─── Given information
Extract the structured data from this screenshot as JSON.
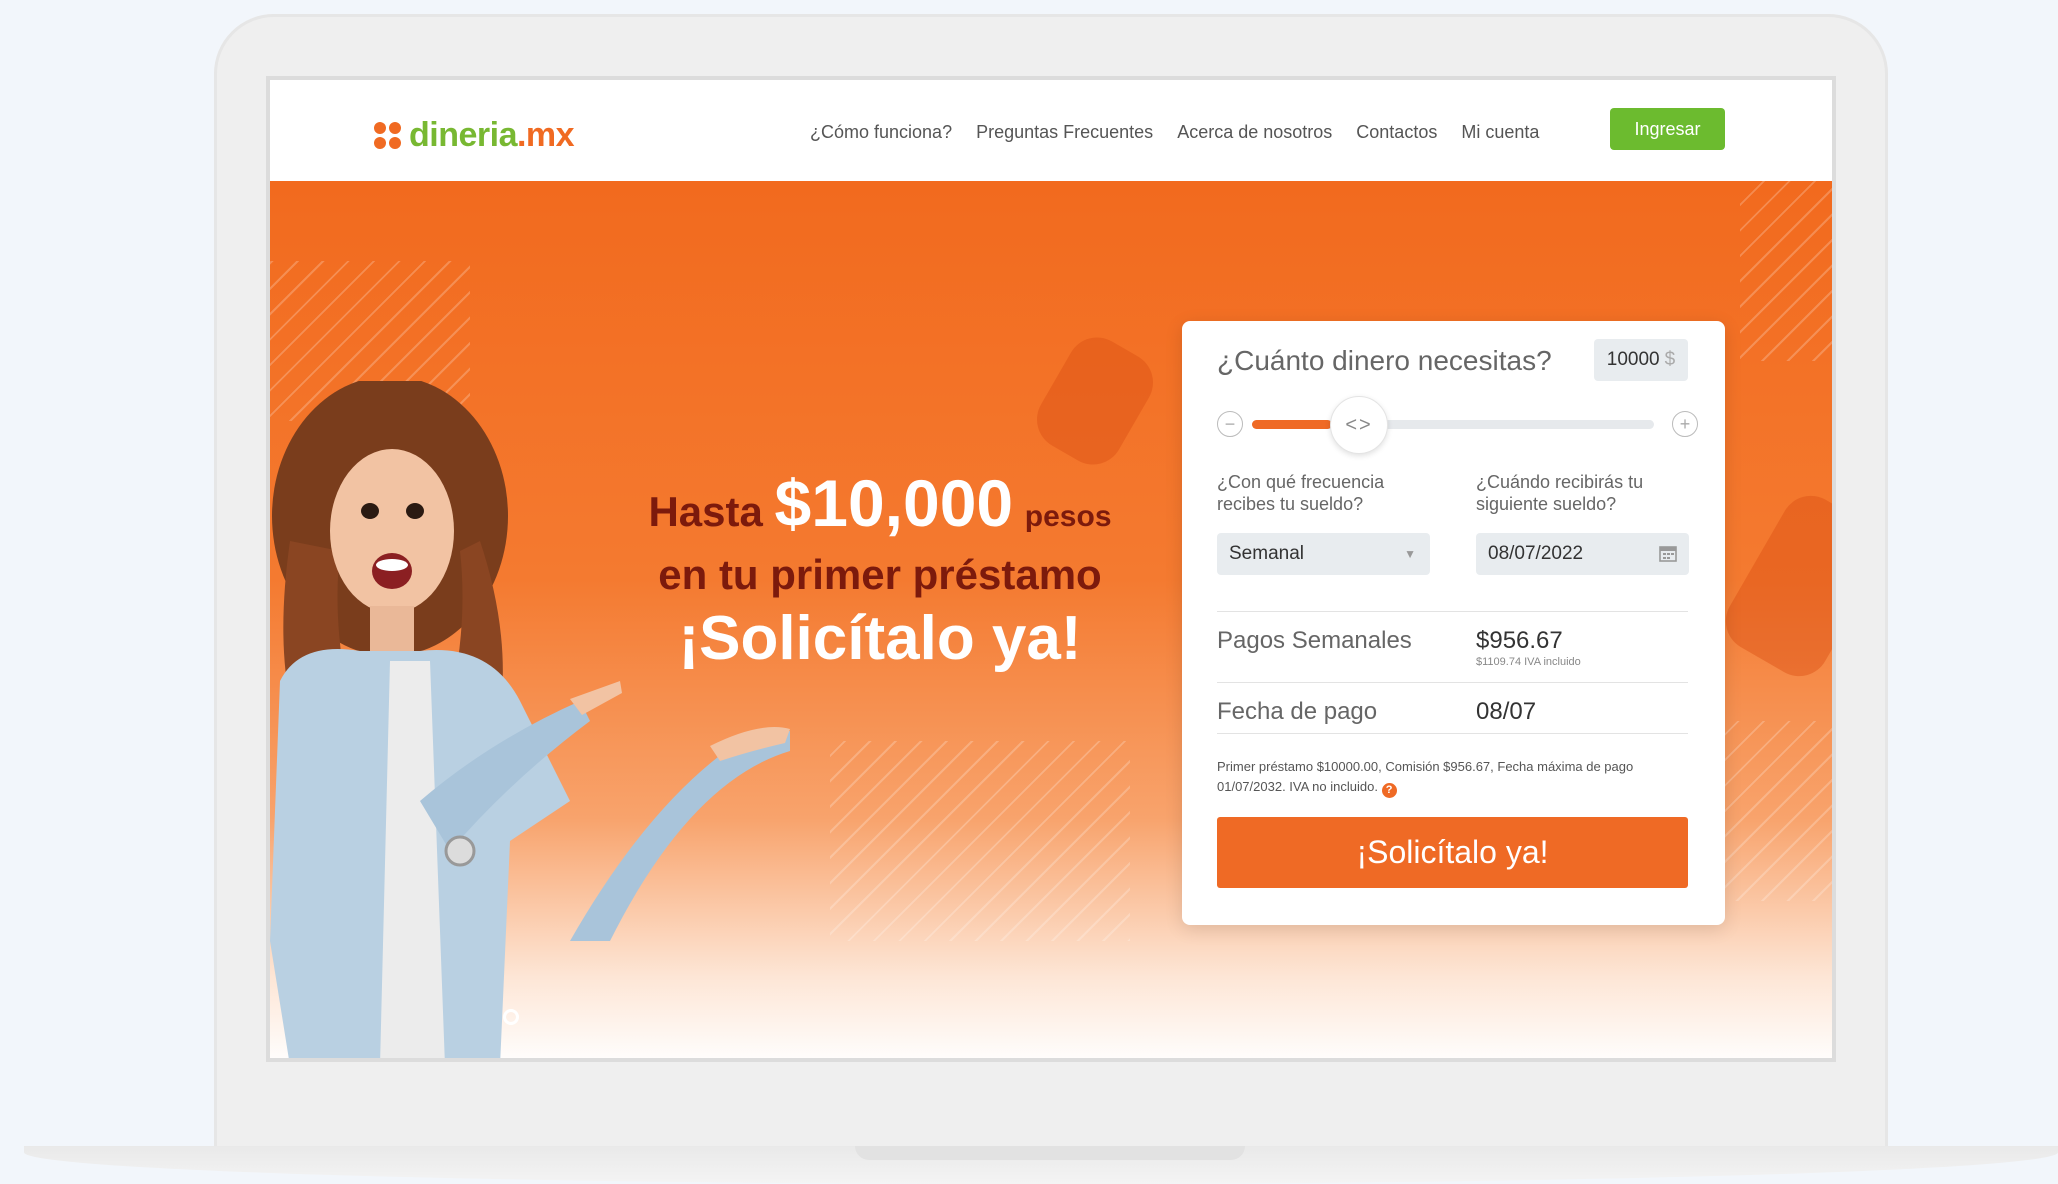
{
  "brand": {
    "name_main": "dineria",
    "name_tld": ".mx",
    "colors": {
      "orange": "#ef6a25",
      "green": "#6cbb2f"
    }
  },
  "nav": {
    "items": [
      {
        "label": "¿Cómo funciona?"
      },
      {
        "label": "Preguntas Frecuentes"
      },
      {
        "label": "Acerca de nosotros"
      },
      {
        "label": "Contactos"
      },
      {
        "label": "Mi cuenta"
      }
    ],
    "login_label": "Ingresar"
  },
  "hero": {
    "line1_prefix": "Hasta",
    "line1_amount": "$10,000",
    "line1_suffix": "pesos",
    "line2": "en tu primer préstamo",
    "line3": "¡Solicítalo ya!"
  },
  "calculator": {
    "question": "¿Cuánto dinero necesitas?",
    "amount_value": "10000",
    "currency_symbol": "$",
    "slider_level_fraction": 0.2,
    "slider_thumb_glyph": "<>",
    "frequency_label": "¿Con qué frecuencia recibes tu sueldo?",
    "frequency_value": "Semanal",
    "next_pay_label": "¿Cuándo recibirás tu siguiente sueldo?",
    "next_pay_value": "08/07/2022",
    "payments_label": "Pagos Semanales",
    "payments_value": "$956.67",
    "payments_sub": "$1109.74 IVA incluido",
    "date_label": "Fecha de pago",
    "date_value": "08/07",
    "disclaimer": "Primer préstamo $10000.00, Comisión $956.67, Fecha máxima de pago 01/07/2032. IVA no incluido.",
    "cta_label": "¡Solicítalo ya!"
  }
}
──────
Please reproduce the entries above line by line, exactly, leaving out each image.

Extract the structured data from this screenshot as JSON.
{
  "brand": {
    "name_main": "dineria",
    "name_tld": ".mx",
    "colors": {
      "orange": "#ef6a25",
      "green": "#6cbb2f"
    }
  },
  "nav": {
    "items": [
      {
        "label": "¿Cómo funciona?"
      },
      {
        "label": "Preguntas Frecuentes"
      },
      {
        "label": "Acerca de nosotros"
      },
      {
        "label": "Contactos"
      },
      {
        "label": "Mi cuenta"
      }
    ],
    "login_label": "Ingresar"
  },
  "hero": {
    "line1_prefix": "Hasta",
    "line1_amount": "$10,000",
    "line1_suffix": "pesos",
    "line2": "en tu primer préstamo",
    "line3": "¡Solicítalo ya!"
  },
  "calculator": {
    "question": "¿Cuánto dinero necesitas?",
    "amount_value": "10000",
    "currency_symbol": "$",
    "slider_level_fraction": 0.2,
    "slider_thumb_glyph": "<>",
    "frequency_label": "¿Con qué frecuencia recibes tu sueldo?",
    "frequency_value": "Semanal",
    "next_pay_label": "¿Cuándo recibirás tu siguiente sueldo?",
    "next_pay_value": "08/07/2022",
    "payments_label": "Pagos Semanales",
    "payments_value": "$956.67",
    "payments_sub": "$1109.74 IVA incluido",
    "date_label": "Fecha de pago",
    "date_value": "08/07",
    "disclaimer": "Primer préstamo $10000.00, Comisión $956.67, Fecha máxima de pago 01/07/2032. IVA no incluido.",
    "cta_label": "¡Solicítalo ya!"
  }
}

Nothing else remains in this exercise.